Prestige Factor: Roth has pretty much run the table on every major literary award worth mentioning—-the National Book Award, the National Book Critics Circle award, the PEN/Faulkner, the Pulitzer—-and he’s the only living author whose books are enshrined by the Library of America. What he’s missing, as everybody who profiles Roth will tell you, is a Nobel Prize. Things could get awkward if he bumps into Mario Vargas Llosa at the green room buffet table.
Can You Catch Up?: Impossible; he’s written more than two dozen novels and a clutch of nonfiction books. Diving into his dodgier shorter works won’t give you a very good snapshot of his career, though slim books like The Dying Animal and Everyman are minor masterpieces. To get the full effect of his aging-horndog-tormented-Jew-knowing-and-black-humored-observer-of-America’s-ongoing-intellectual-and-social-collapse M.O., direct your attention to fuller novels like American Pastoral (soon to be a major motion picture) or Sabbath’s Theater.

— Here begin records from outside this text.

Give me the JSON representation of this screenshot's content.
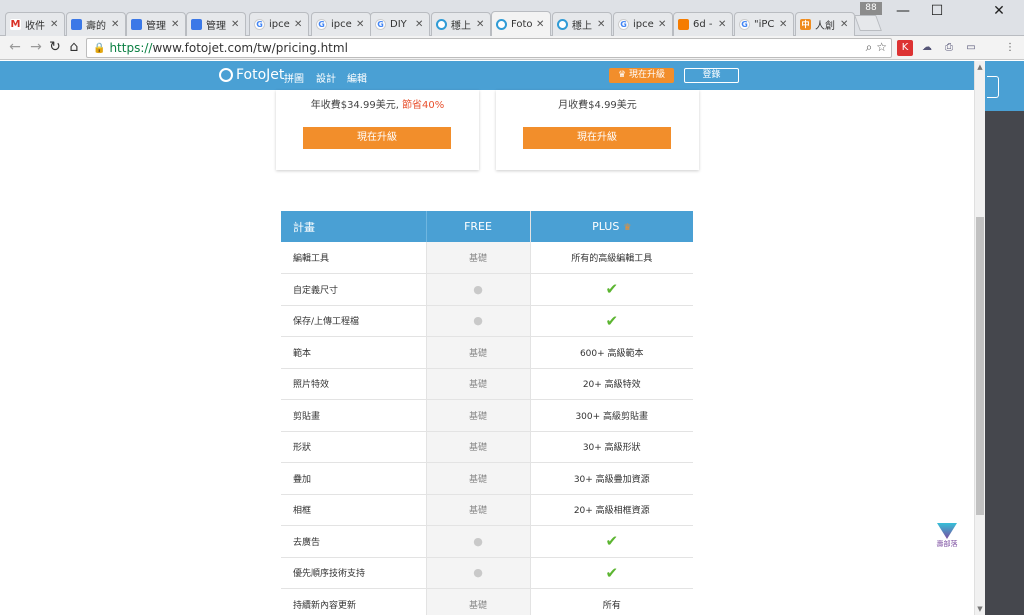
{
  "tabs": [
    {
      "title": "收件",
      "favicon": "gmail-icon",
      "fav": "M",
      "cls": "fav-gmail"
    },
    {
      "title": "壽的",
      "favicon": "doc-icon",
      "fav": "",
      "cls": "fav-blue"
    },
    {
      "title": "管理",
      "favicon": "doc-icon",
      "fav": "",
      "cls": "fav-blue"
    },
    {
      "title": "管理",
      "favicon": "doc-icon",
      "fav": "",
      "cls": "fav-blue"
    },
    {
      "title": "ipce",
      "favicon": "google-icon",
      "fav": "G",
      "cls": "fav-g"
    },
    {
      "title": "ipce",
      "favicon": "google-icon",
      "fav": "G",
      "cls": "fav-g"
    },
    {
      "title": "DIY",
      "favicon": "google-icon",
      "fav": "G",
      "cls": "fav-g"
    },
    {
      "title": "穩上",
      "favicon": "swirl-icon",
      "fav": "",
      "cls": "fav-swirl"
    },
    {
      "title": "Foto",
      "favicon": "swirl-icon",
      "fav": "",
      "cls": "fav-swirl",
      "active": true
    },
    {
      "title": "穩上",
      "favicon": "swirl-icon",
      "fav": "",
      "cls": "fav-swirl"
    },
    {
      "title": "ipce",
      "favicon": "google-icon",
      "fav": "G",
      "cls": "fav-g"
    },
    {
      "title": "6d -",
      "favicon": "orange-icon",
      "fav": "",
      "cls": "fav-orange"
    },
    {
      "title": "\"iPC",
      "favicon": "google-icon",
      "fav": "G",
      "cls": "fav-g"
    },
    {
      "title": "人創",
      "favicon": "zh-icon",
      "fav": "中",
      "cls": "fav-zh"
    }
  ],
  "profile_badge": "88",
  "window_controls": {
    "minimize": "—",
    "maximize": "☐",
    "close": "✕"
  },
  "address": {
    "scheme": "https://",
    "rest": "www.fotojet.com/tw/pricing.html"
  },
  "site": {
    "logo": "FotoJet",
    "nav": [
      "拼圖",
      "設計",
      "編輯"
    ],
    "upgrade_btn": "♛ 現在升級",
    "login_btn": "登錄"
  },
  "cards": [
    {
      "price": "年收費$34.99美元, ",
      "save": "節省40%",
      "button": "現在升級"
    },
    {
      "price": "月收費$4.99美元",
      "save": "",
      "button": "現在升級"
    }
  ],
  "table": {
    "headers": [
      "計畫",
      "FREE",
      "PLUS"
    ],
    "rows": [
      [
        "編輯工具",
        "基礎",
        "所有的高級編輯工具"
      ],
      [
        "自定義尺寸",
        "dot",
        "check"
      ],
      [
        "保存/上傳工程檔",
        "dot",
        "check"
      ],
      [
        "範本",
        "基礎",
        "600+ 高級範本"
      ],
      [
        "照片特效",
        "基礎",
        "20+ 高級特效"
      ],
      [
        "剪貼畫",
        "基礎",
        "300+ 高級剪貼畫"
      ],
      [
        "形狀",
        "基礎",
        "30+ 高級形狀"
      ],
      [
        "疊加",
        "基礎",
        "30+ 高級疊加資源"
      ],
      [
        "相框",
        "基礎",
        "20+ 高級相框資源"
      ],
      [
        "去廣告",
        "dot",
        "check"
      ],
      [
        "優先順序技術支持",
        "dot",
        "check"
      ],
      [
        "持續新內容更新",
        "基礎",
        "所有"
      ]
    ]
  },
  "watermark": "壽部落",
  "colors": {
    "brand_blue": "#4aa0d4",
    "accent_orange": "#f28e2b",
    "check_green": "#5cb531"
  }
}
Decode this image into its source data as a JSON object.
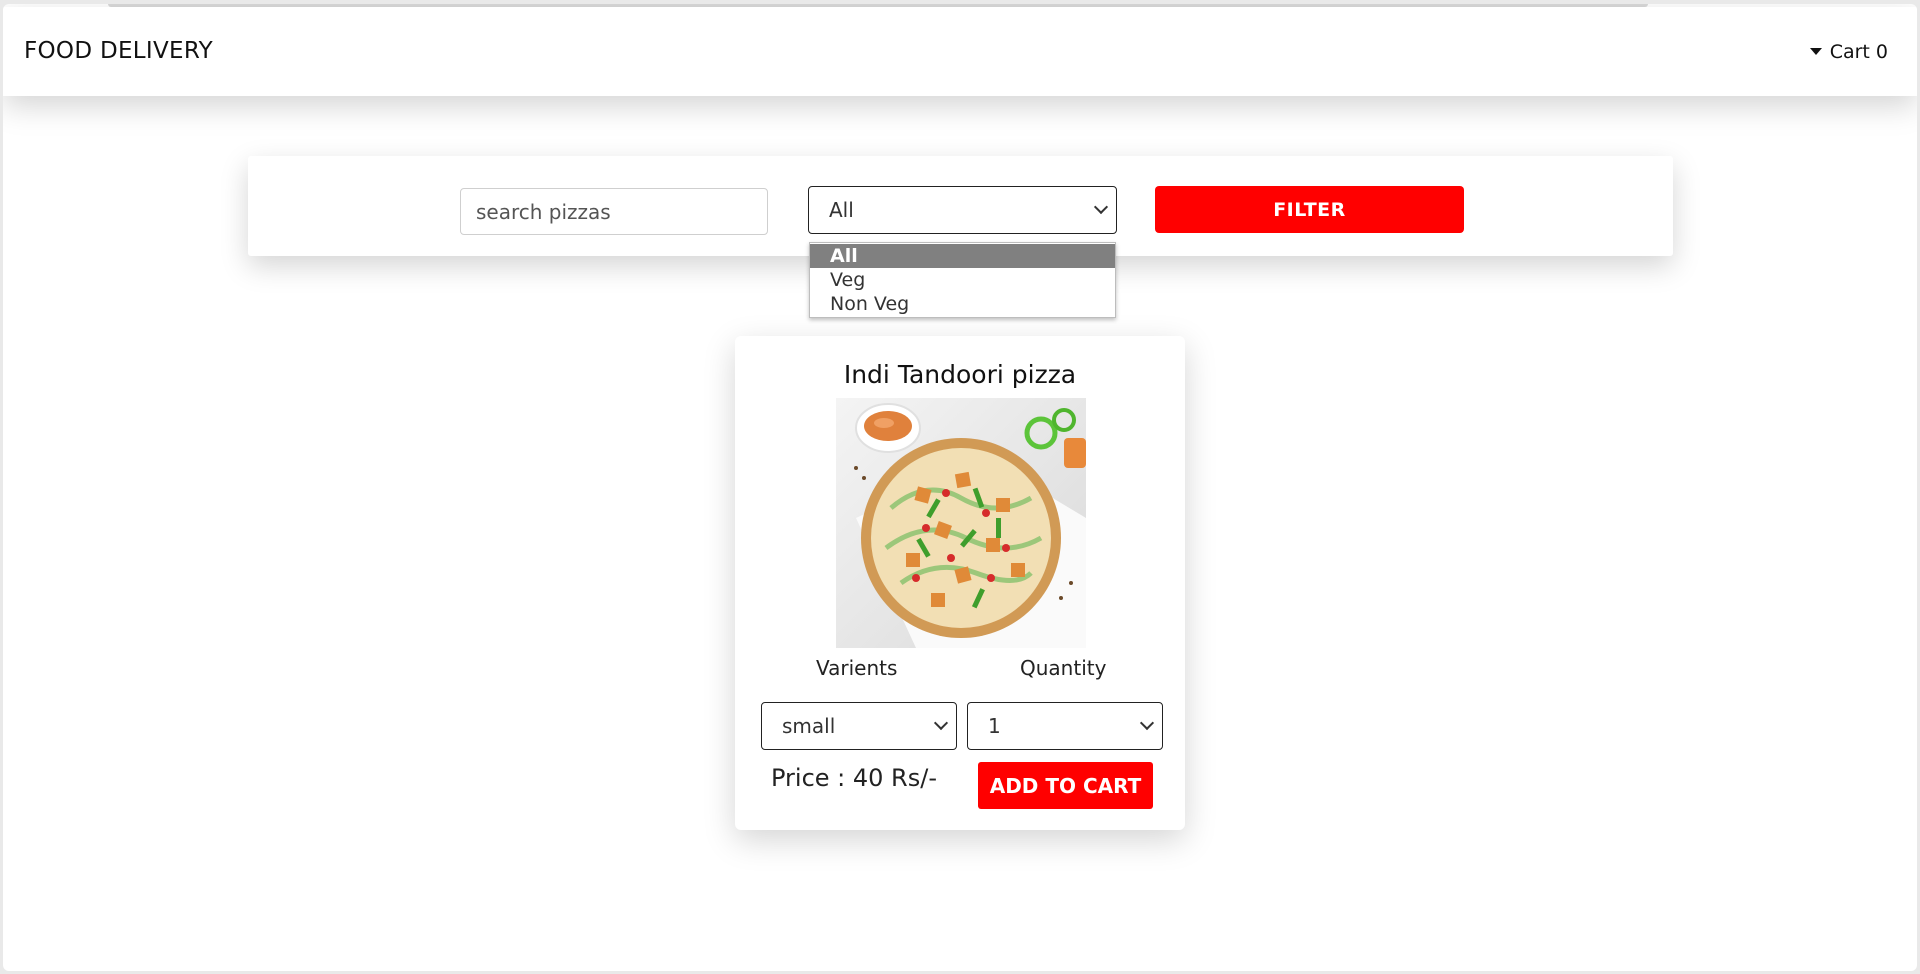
{
  "navbar": {
    "brand": "FOOD DELIVERY",
    "cart_label": "Cart 0"
  },
  "filter": {
    "search_placeholder": "search pizzas",
    "category_selected": "All",
    "category_options": [
      "All",
      "Veg",
      "Non Veg"
    ],
    "filter_label": "FILTER"
  },
  "pizza": {
    "name": "Indi Tandoori pizza",
    "varients_label": "Varients",
    "quantity_label": "Quantity",
    "varient_selected": "small",
    "quantity_selected": "1",
    "price_text": "Price : 40 Rs/-",
    "add_to_cart_label": "ADD TO CART"
  },
  "colors": {
    "accent": "#ff0000",
    "selected_option": "#808080"
  }
}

Bluffing-at-Parties Line: “Whatever. They’re all about Philip Roth’s penis anyway.”
Prestige Factor: America’s preeminent biographer has spent nearly four decades working on the life of Lyndon Baines Johnson; only now, with this year’s publication of the fourth volume, The Passage of Power, has LBJ ascended to the presidency. The book’s arrival has inspired a host of profiles that a) showcase the dogged devotion he brings to his work and b) give him a soft-focus, Mad Men-ish aura. Did you know he puts on a suit and tie and goes to an office every morning, even though he works for himself? And that he still uses an old-school typewriter? And tacks outlines on corkboards? When our grandchildren ask us how people survived without the Internet, we’ll show them Robert Caro profiles.
Can You Catch Up?: Unlikely. The corpus of the LBJ project so far runs to approximately 3,500 pages. The Power Broker, the biography of urban planner Robert Moses he wrote before pursing the LBJ project, is more than 1,300 pages in itself, and that’s not counting the 350,000 words that his editor insisted he cut out of it.

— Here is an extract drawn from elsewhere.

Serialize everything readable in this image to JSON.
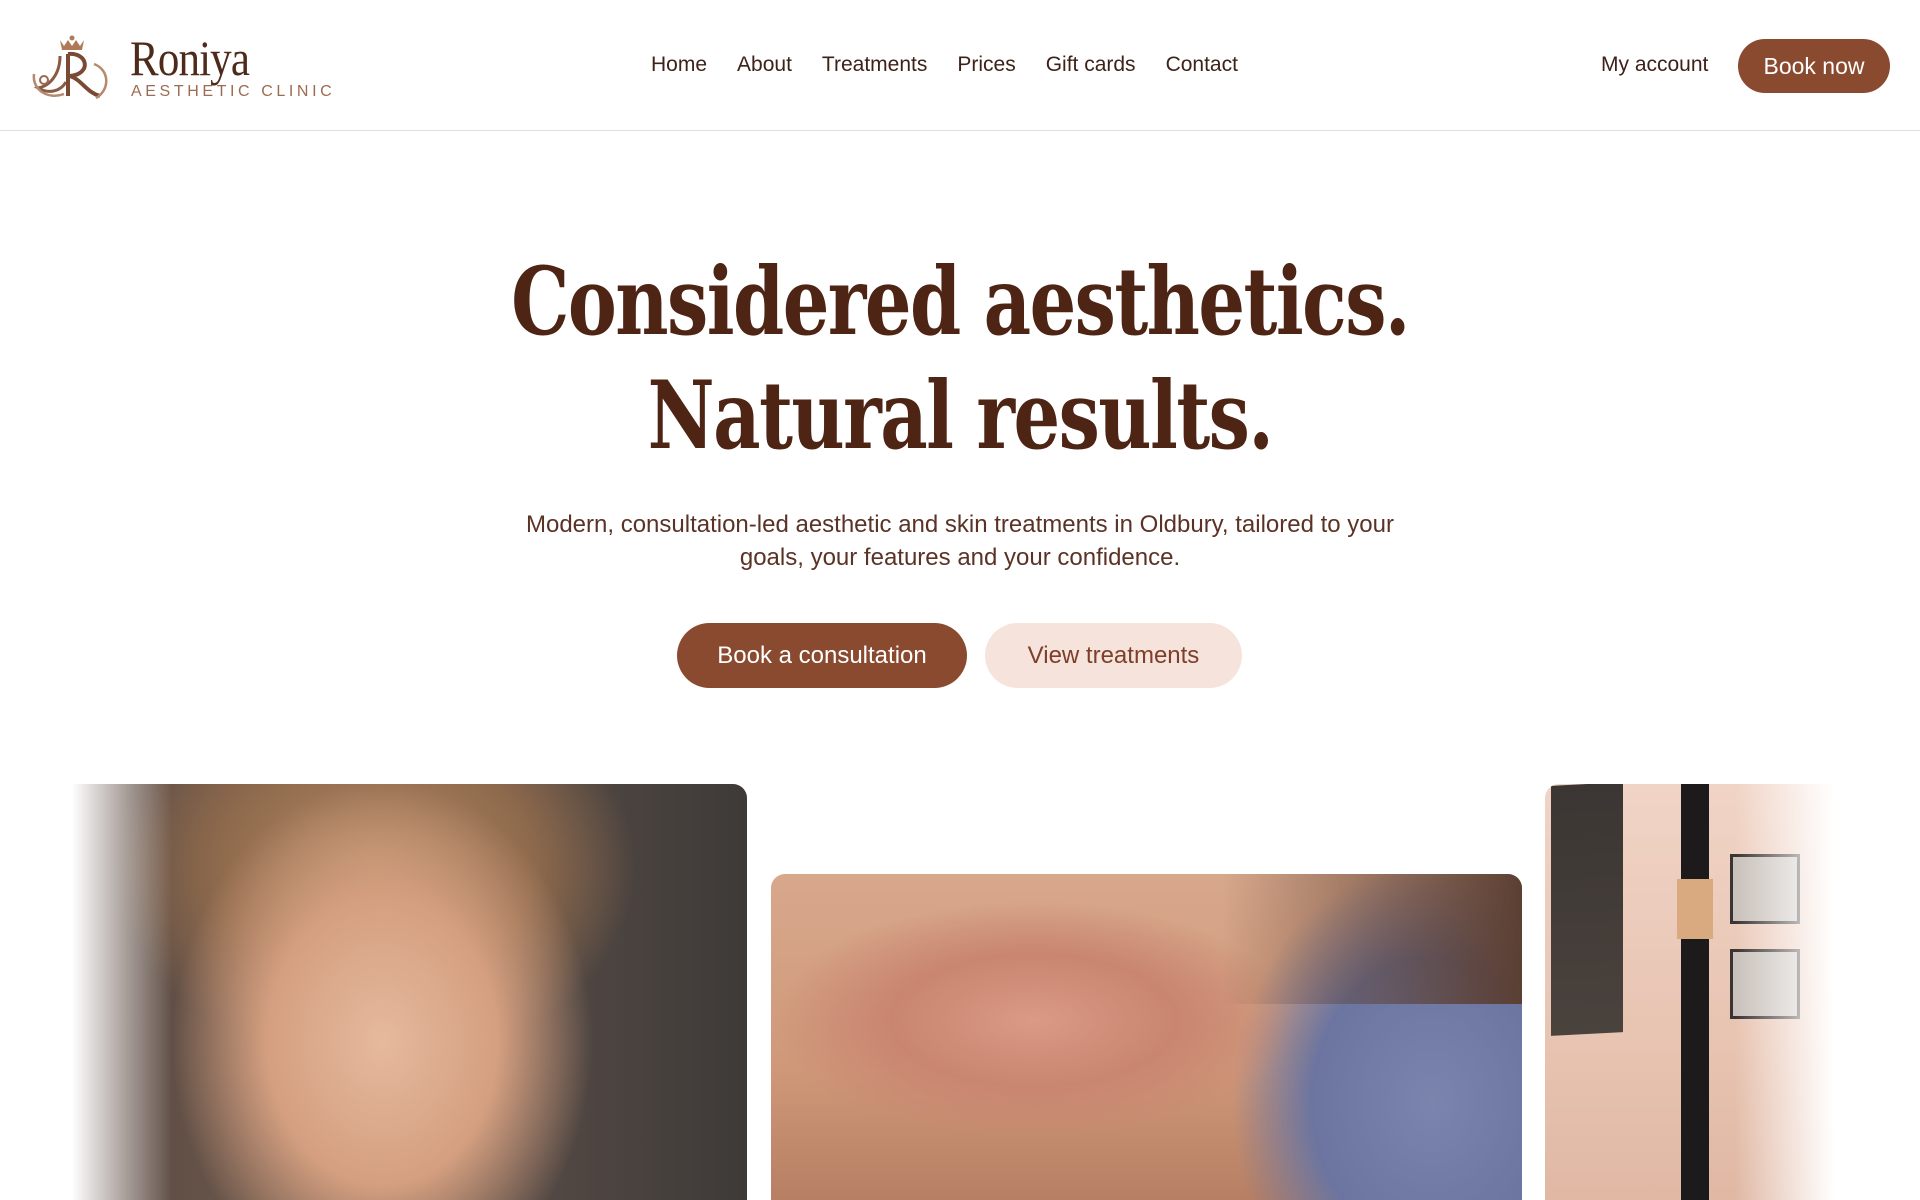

Bluffing-at-Parties Line: “No, but I’m all caught up on his tweets.”
Prestige Factor: In the eyes of many, America’s finest living novelist, and perhaps the only writer on religion whom hardcore atheists can read without exploding with rage. Her three unaffected but emotionally dense novels—-Housekeeping, Gilead, and Home—-are essential books about faith, the heartland, and family that are free of the filmy goo of politicized verities that have stuck to those words in the past three decades.
Can You Catch Up?: Yes, but it’s harder than it looks. Those three novels will defy being sped through, and completists will also want to find her new collection of essays, When I Was a Child I Read Books. (Excerpts from many of its pieces are online.)

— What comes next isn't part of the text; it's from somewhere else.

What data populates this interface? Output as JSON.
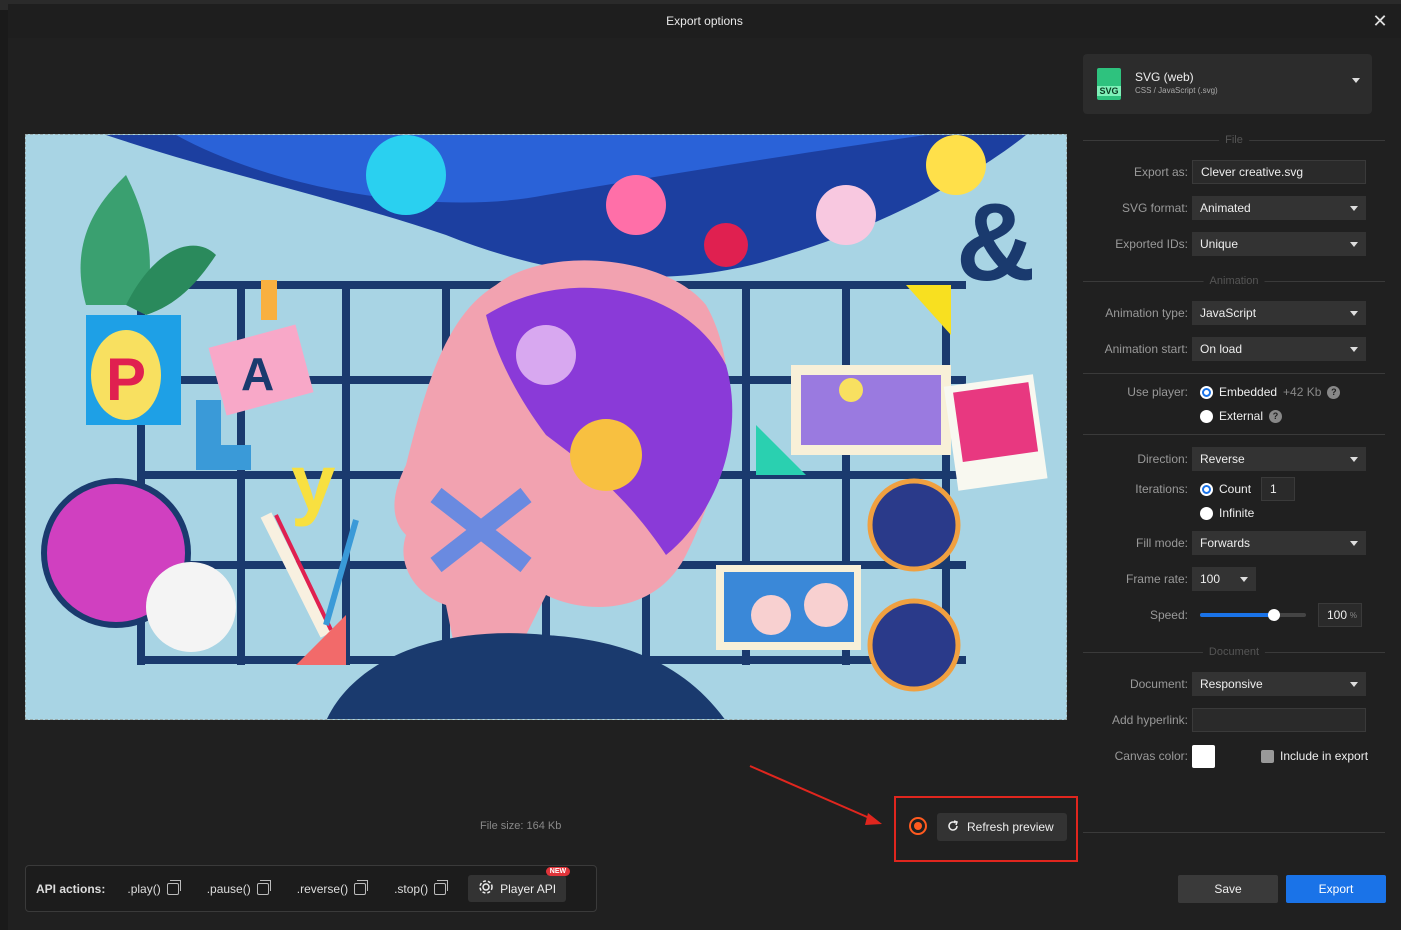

Bluffing-at-Parties Line: Look, would it kill you to quit bluffing at parties and actually read a book for once?